[Records supplied — start]
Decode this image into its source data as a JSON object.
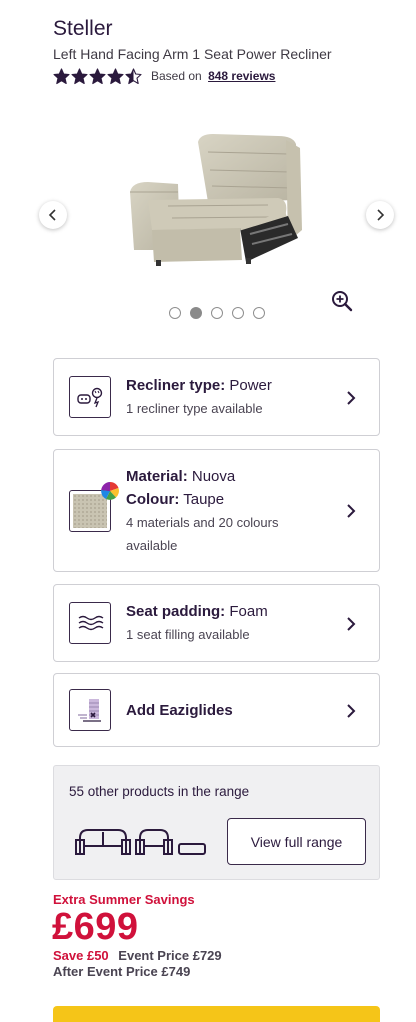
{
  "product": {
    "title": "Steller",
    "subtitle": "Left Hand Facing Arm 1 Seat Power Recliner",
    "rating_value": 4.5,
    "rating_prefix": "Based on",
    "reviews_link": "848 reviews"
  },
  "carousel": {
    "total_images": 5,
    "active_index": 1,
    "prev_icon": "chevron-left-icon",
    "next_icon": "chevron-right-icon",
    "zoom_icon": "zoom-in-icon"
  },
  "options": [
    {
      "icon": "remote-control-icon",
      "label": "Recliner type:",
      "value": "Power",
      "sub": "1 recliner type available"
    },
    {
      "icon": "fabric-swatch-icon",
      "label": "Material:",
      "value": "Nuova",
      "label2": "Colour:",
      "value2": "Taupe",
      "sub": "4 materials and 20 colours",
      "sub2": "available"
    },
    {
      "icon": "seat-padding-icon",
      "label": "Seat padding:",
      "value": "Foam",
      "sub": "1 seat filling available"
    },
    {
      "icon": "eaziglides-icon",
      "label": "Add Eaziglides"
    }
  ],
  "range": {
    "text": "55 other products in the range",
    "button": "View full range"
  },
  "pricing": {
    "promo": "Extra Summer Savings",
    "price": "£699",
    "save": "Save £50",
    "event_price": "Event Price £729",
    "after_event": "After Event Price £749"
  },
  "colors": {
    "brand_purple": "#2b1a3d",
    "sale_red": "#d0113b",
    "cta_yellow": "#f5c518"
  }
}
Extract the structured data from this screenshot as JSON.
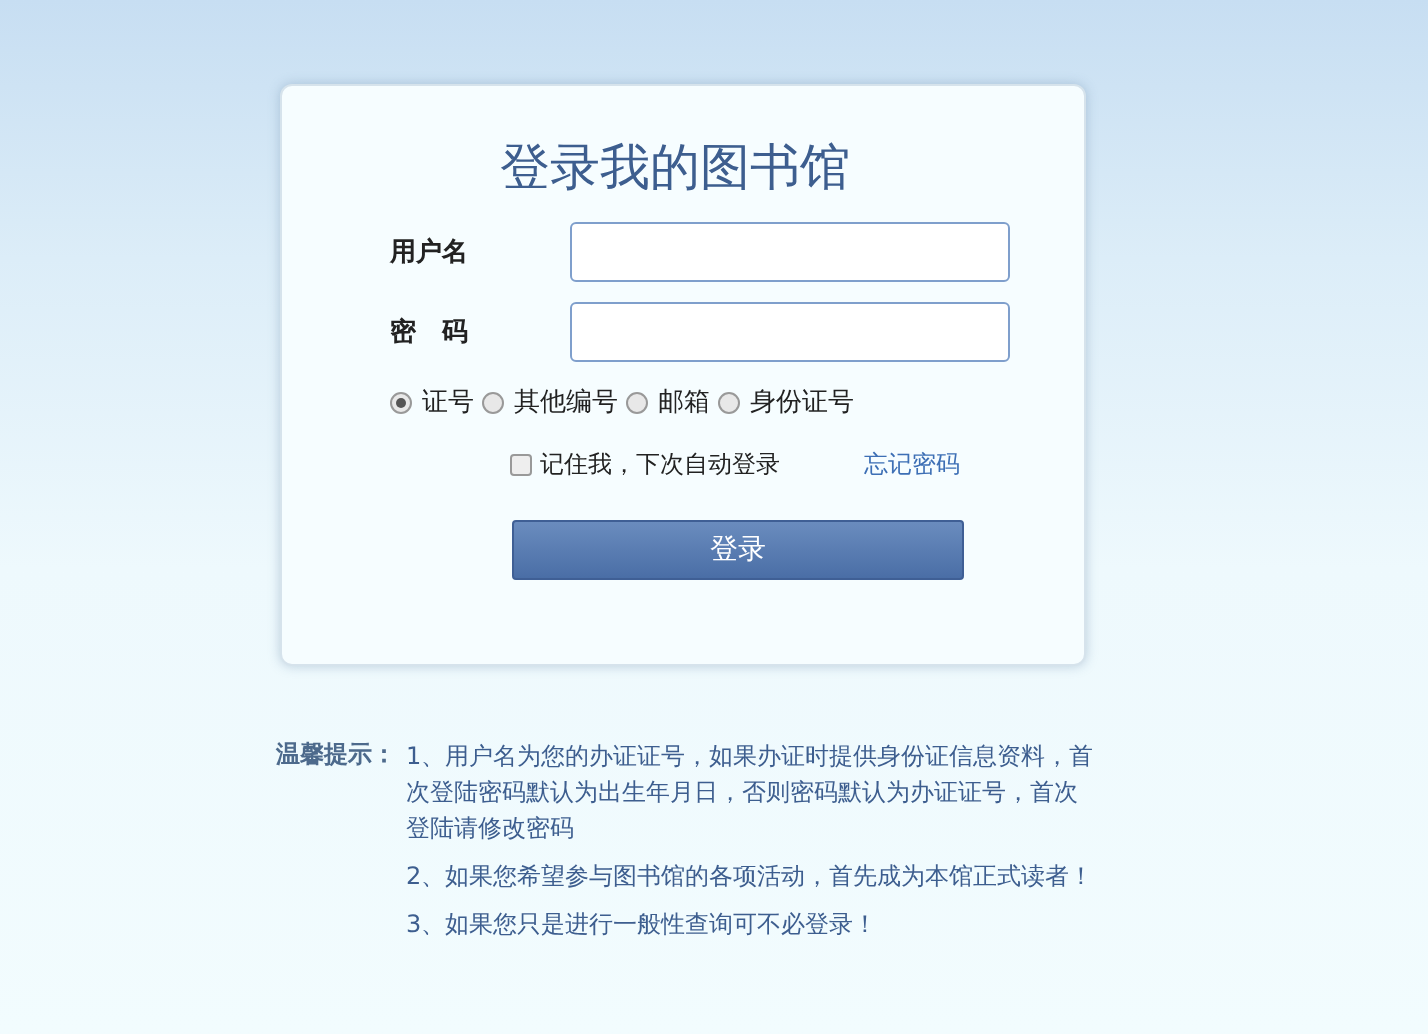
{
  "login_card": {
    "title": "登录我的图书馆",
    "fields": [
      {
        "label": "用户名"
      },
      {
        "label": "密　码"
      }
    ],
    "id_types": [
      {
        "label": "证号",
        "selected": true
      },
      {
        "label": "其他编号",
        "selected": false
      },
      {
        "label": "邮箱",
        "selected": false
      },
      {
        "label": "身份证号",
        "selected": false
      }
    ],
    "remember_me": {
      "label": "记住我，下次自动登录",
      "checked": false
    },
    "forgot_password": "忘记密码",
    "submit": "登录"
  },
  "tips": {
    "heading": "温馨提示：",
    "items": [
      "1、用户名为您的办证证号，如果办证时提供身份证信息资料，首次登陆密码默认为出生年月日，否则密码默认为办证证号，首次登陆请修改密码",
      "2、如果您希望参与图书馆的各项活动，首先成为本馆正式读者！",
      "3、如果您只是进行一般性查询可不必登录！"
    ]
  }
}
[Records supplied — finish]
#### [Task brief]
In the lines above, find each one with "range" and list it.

#### [Solved problem]
  "range": {
    "text": "55 other products in the range",
    "button": "View full range"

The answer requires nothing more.